**** Given records

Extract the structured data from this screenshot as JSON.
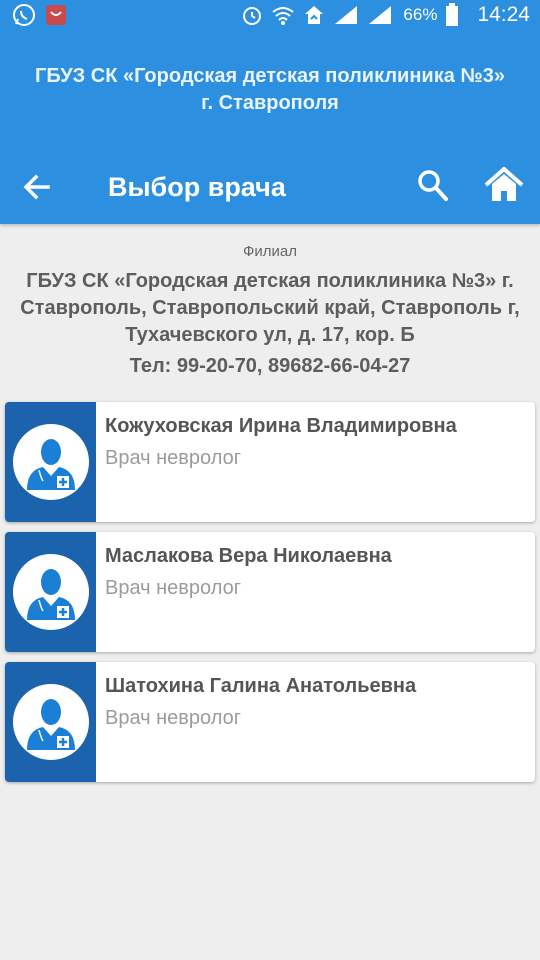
{
  "status_bar": {
    "battery": "66%",
    "time": "14:24",
    "icons": [
      "whatsapp-icon",
      "app-notification-icon",
      "alarm-icon",
      "wifi-icon",
      "sync-icon",
      "signal-icon",
      "signal-icon",
      "battery-icon"
    ]
  },
  "header": {
    "org_title": "ГБУЗ СК «Городская детская поликлиника №3» г. Ставрополя"
  },
  "toolbar": {
    "title": "Выбор врача",
    "icons": [
      "back-arrow-icon",
      "search-icon",
      "home-icon"
    ]
  },
  "branch": {
    "label": "Филиал",
    "name": "ГБУЗ СК «Городская детская поликлиника №3» г. Ставрополь, Ставропольский край, Ставрополь г, Тухачевского ул, д. 17, кор. Б",
    "phone": "Тел: 99-20-70, 89682-66-04-27"
  },
  "doctors": [
    {
      "name": "Кожуховская Ирина Владимировна",
      "specialty": "Врач невролог"
    },
    {
      "name": "Маслакова Вера Николаевна",
      "specialty": "Врач невролог"
    },
    {
      "name": "Шатохина Галина Анатольевна",
      "specialty": "Врач невролог"
    }
  ],
  "colors": {
    "primary": "#2d8fe0",
    "avatar_panel": "#1b63ac",
    "background": "#eeeeee"
  }
}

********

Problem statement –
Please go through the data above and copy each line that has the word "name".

Written response –
    "name": "ГБУЗ СК «Городская детская поликлиника №3» г. Ставрополь, Ставропольский край, Ставрополь г, Тухачевского ул, д. 17, кор. Б",
      "name": "Кожуховская Ирина Владимировна",
      "name": "Маслакова Вера Николаевна",
      "name": "Шатохина Галина Анатольевна",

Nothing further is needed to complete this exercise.